(Website and app data records)
==============================
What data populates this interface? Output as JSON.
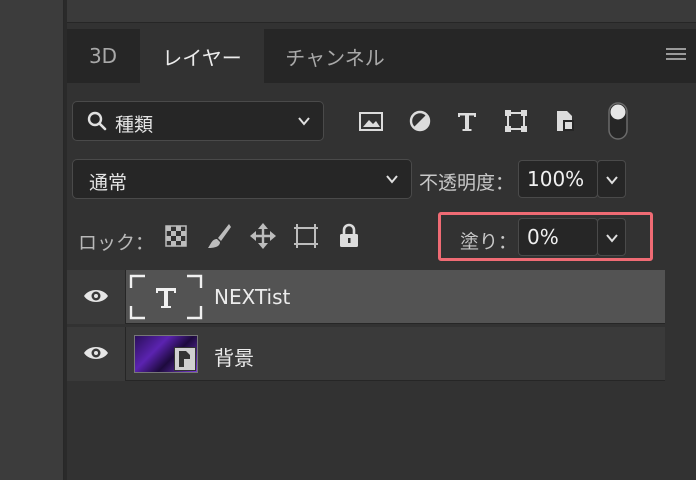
{
  "tabs": [
    {
      "label": "3D"
    },
    {
      "label": "レイヤー"
    },
    {
      "label": "チャンネル"
    }
  ],
  "filter": {
    "label": "種類"
  },
  "blend": {
    "mode": "通常"
  },
  "opacity": {
    "label": "不透明度：",
    "value": "100%"
  },
  "lock": {
    "label": "ロック："
  },
  "fill": {
    "label": "塗り：",
    "value": "0%"
  },
  "layers": [
    {
      "name": "NEXTist",
      "type": "text"
    },
    {
      "name": "背景",
      "type": "smart-object"
    }
  ],
  "colors": {
    "highlight": "#ef6b74",
    "selected_row": "#535353",
    "panel_bg": "#323232"
  }
}
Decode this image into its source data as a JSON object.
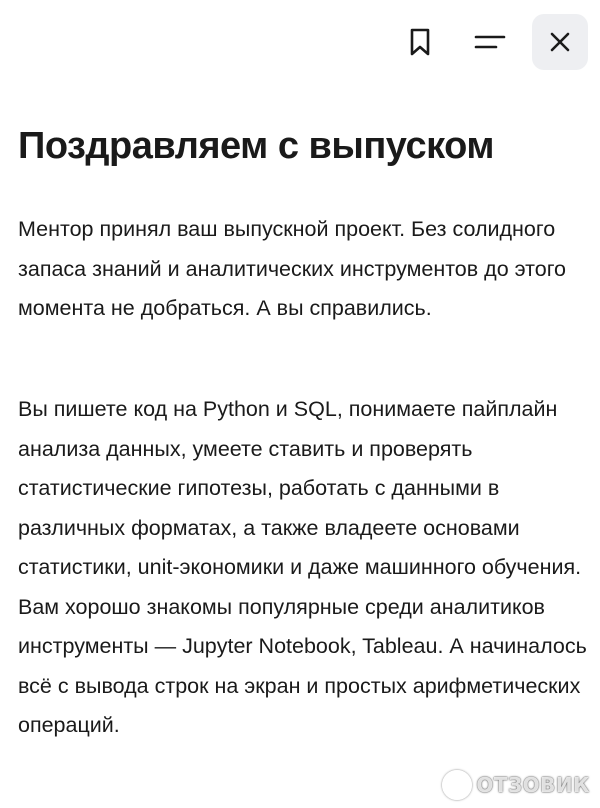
{
  "toolbar": {
    "icons": [
      "bookmark-icon",
      "menu-icon",
      "close-icon"
    ],
    "close_bg": "#eeeff2"
  },
  "article": {
    "title": "Поздравляем с выпуском",
    "paragraphs": [
      "Ментор принял ваш выпускной проект. Без солидного запаса знаний и аналитических инструментов до этого момента не добраться. А вы справились.",
      "Вы пишете код на Python и SQL, понимаете пайплайн анализа данных, умеете ставить и проверять статистические гипотезы, работать с данными в различных форматах, а также владеете основами статистики, unit-экономики и даже машинного обучения. Вам хорошо знакомы популярные среди аналитиков инструменты — Jupyter Notebook, Tableau. А начиналось всё с вывода строк на экран и простых арифметических операций."
    ]
  },
  "watermark": {
    "text": "ОТЗОВИК"
  }
}
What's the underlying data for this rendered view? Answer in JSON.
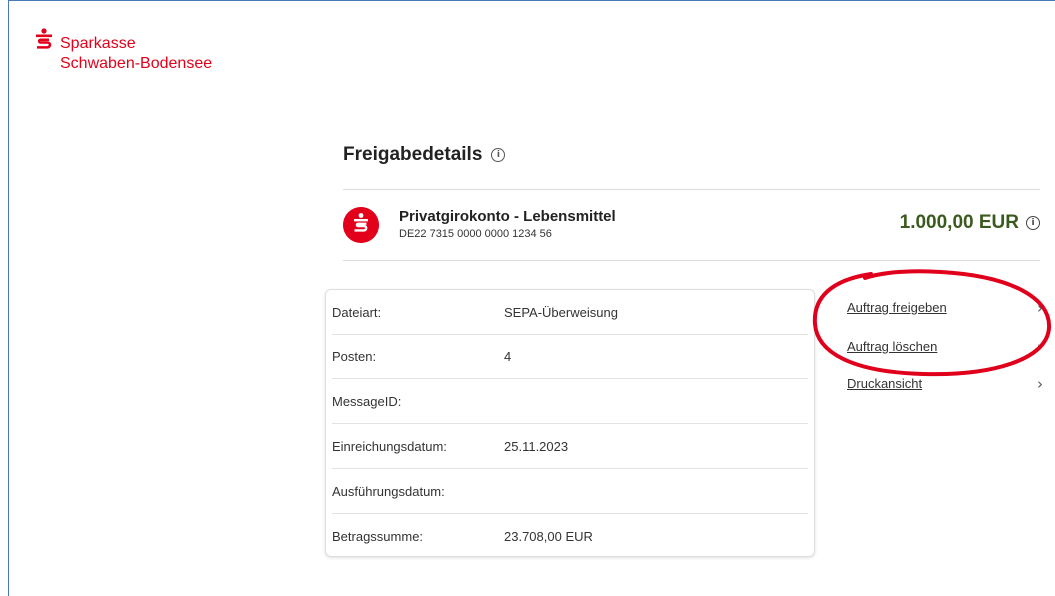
{
  "bank": {
    "line1": "Sparkasse",
    "line2": "Schwaben-Bodensee"
  },
  "page": {
    "title": "Freigabedetails",
    "info_symbol": "i"
  },
  "account": {
    "name": "Privatgirokonto - Lebensmittel",
    "iban": "DE22 7315 0000 0000 1234 56",
    "amount": "1.000,00 EUR",
    "amount_color": "#3b5a1e"
  },
  "details": [
    {
      "label": "Dateiart:",
      "value": "SEPA-Überweisung"
    },
    {
      "label": "Posten:",
      "value": "4"
    },
    {
      "label": "MessageID:",
      "value": ""
    },
    {
      "label": "Einreichungsdatum:",
      "value": "25.11.2023"
    },
    {
      "label": "Ausführungsdatum:",
      "value": ""
    },
    {
      "label": "Betragssumme:",
      "value": "23.708,00 EUR"
    }
  ],
  "actions": [
    {
      "label": "Auftrag freigeben",
      "icon": "chevron-right-icon"
    },
    {
      "label": "Auftrag löschen",
      "icon": "chevron-right-icon"
    },
    {
      "label": "Druckansicht",
      "icon": "chevron-right-icon"
    }
  ],
  "colors": {
    "brand": "#e2001a",
    "annotation": "#e0001b"
  }
}
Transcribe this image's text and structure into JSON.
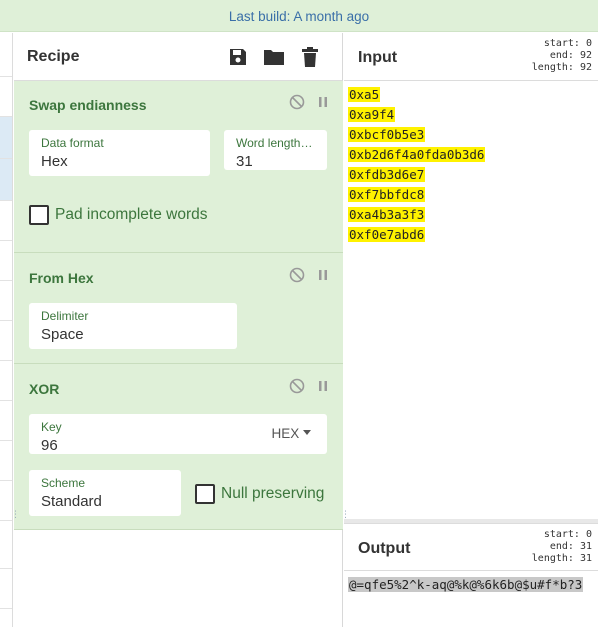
{
  "banner": {
    "text": "Last build: A month ago"
  },
  "recipe": {
    "title": "Recipe",
    "tools": {
      "save": "save-icon",
      "load": "folder-icon",
      "clear": "trash-icon"
    }
  },
  "operations": {
    "swap": {
      "title": "Swap endianness",
      "data_format_label": "Data format",
      "data_format_value": "Hex",
      "word_length_label": "Word length (bytes)",
      "word_length_value": "31",
      "pad_label": "Pad incomplete words"
    },
    "fromhex": {
      "title": "From Hex",
      "delimiter_label": "Delimiter",
      "delimiter_value": "Space"
    },
    "xor": {
      "title": "XOR",
      "key_label": "Key",
      "key_value": "96",
      "key_type": "HEX",
      "scheme_label": "Scheme",
      "scheme_value": "Standard",
      "null_label": "Null preserving"
    }
  },
  "input": {
    "title": "Input",
    "start": "start:  0",
    "end": "end: 92",
    "length": "length: 92",
    "lines": [
      "0xa5",
      "0xa9f4",
      "0xbcf0b5e3",
      "0xb2d6f4a0fda0b3d6",
      "0xfdb3d6e7",
      "0xf7bbfdc8",
      "0xa4b3a3f3",
      "0xf0e7abd6"
    ]
  },
  "output": {
    "title": "Output",
    "start": "start:  0",
    "end": "end: 31",
    "length": "length: 31",
    "text": "@=qfe5%2^k-aq@%k@%6k6b@$u#f*b?3"
  },
  "colors": {
    "op_bg": "#dff0d8",
    "op_title": "#3c763d",
    "highlight": "#fff200"
  }
}
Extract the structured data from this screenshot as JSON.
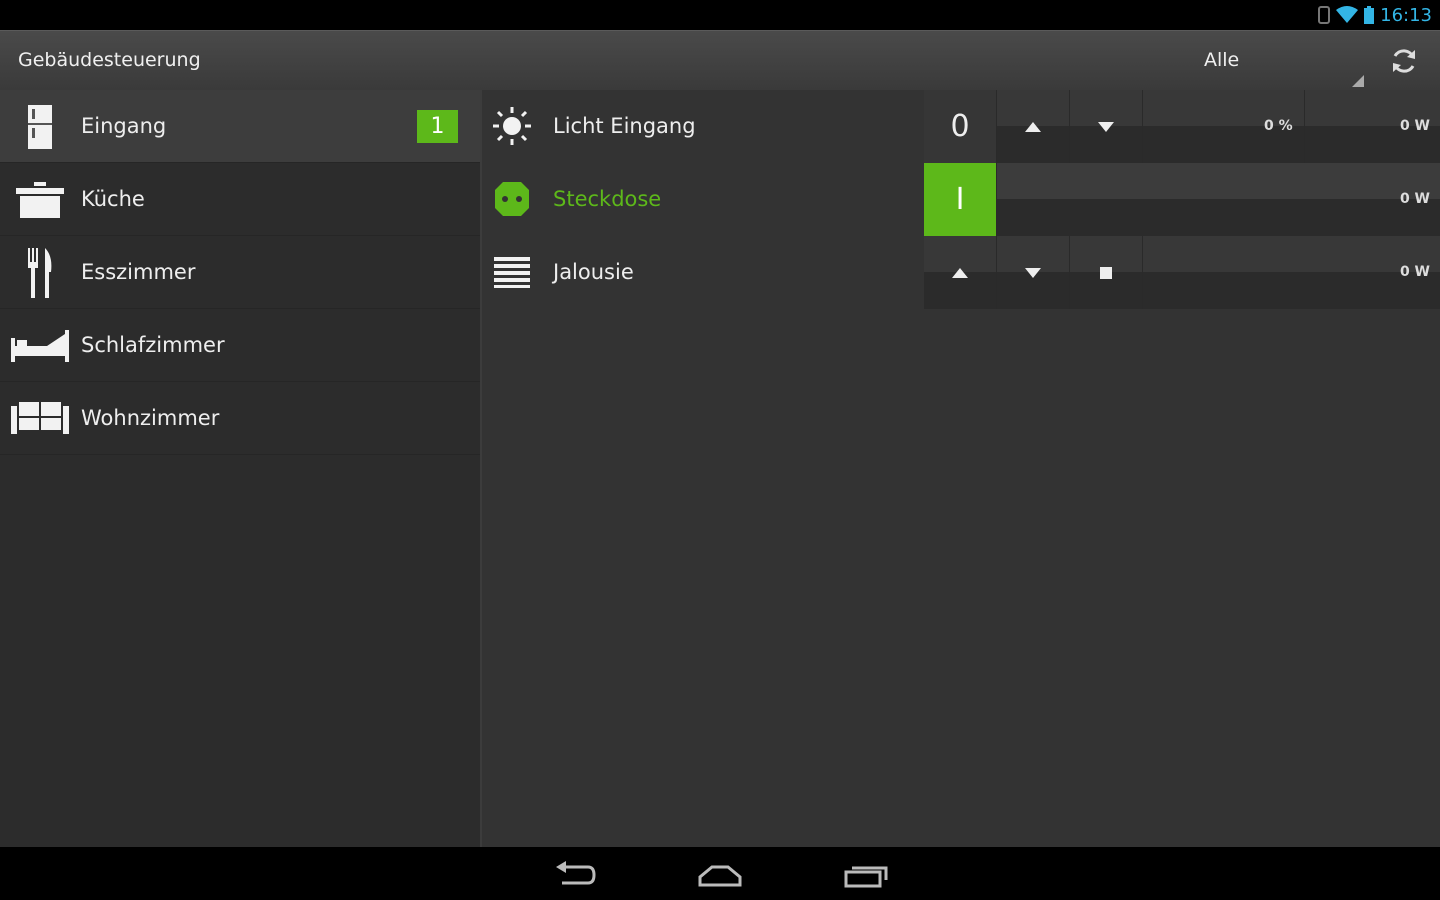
{
  "statusbar": {
    "time": "16:13",
    "icons": [
      "notification-icon",
      "wifi-icon",
      "battery-icon"
    ]
  },
  "actionbar": {
    "title": "Gebäudesteuerung",
    "filter_label": "Alle",
    "refresh_icon": "refresh-icon"
  },
  "rooms": [
    {
      "label": "Eingang",
      "icon": "fridge-icon",
      "badge": "1",
      "active": true
    },
    {
      "label": "Küche",
      "icon": "pot-icon"
    },
    {
      "label": "Esszimmer",
      "icon": "cutlery-icon"
    },
    {
      "label": "Schlafzimmer",
      "icon": "bed-icon"
    },
    {
      "label": "Wohnzimmer",
      "icon": "sofa-icon"
    }
  ],
  "devices": [
    {
      "label": "Licht Eingang",
      "icon": "light-icon",
      "value": "0",
      "percent": "0 %",
      "power": "0 W"
    },
    {
      "label": "Steckdose",
      "icon": "socket-icon",
      "switch": "I",
      "power": "0 W",
      "on": true
    },
    {
      "label": "Jalousie",
      "icon": "blinds-icon",
      "power": "0 W"
    }
  ],
  "colors": {
    "accent": "#5db81a",
    "status": "#33b5e5"
  },
  "navbar": {
    "icons": [
      "back-icon",
      "home-icon",
      "recents-icon"
    ]
  }
}
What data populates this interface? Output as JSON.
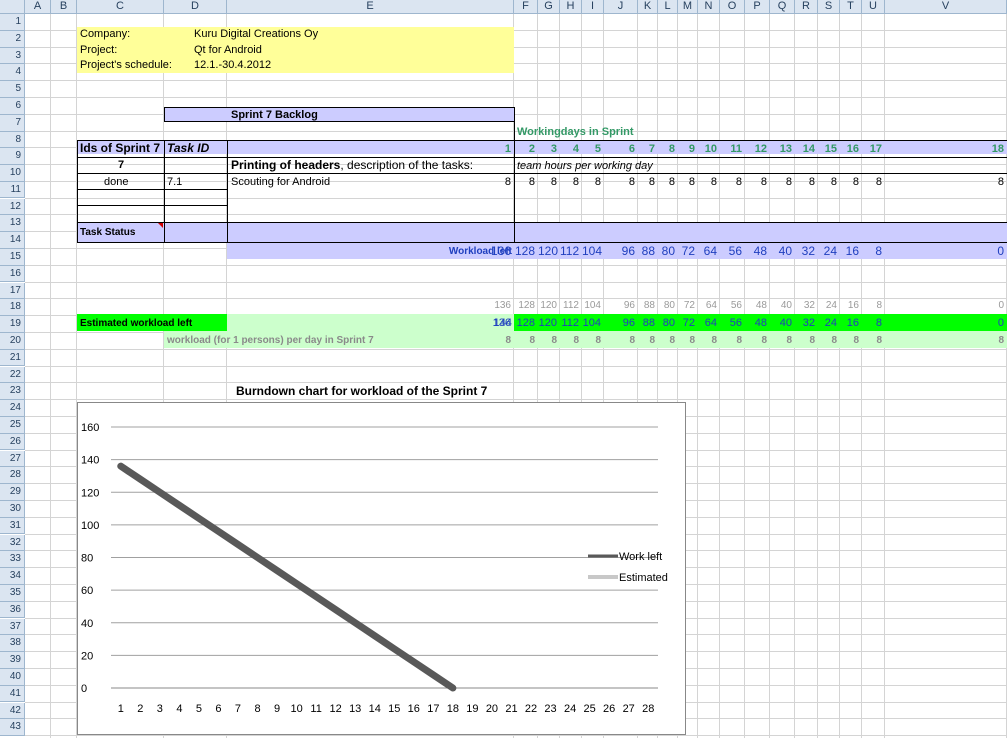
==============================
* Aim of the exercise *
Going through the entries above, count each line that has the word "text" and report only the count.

* Finished exercise *
5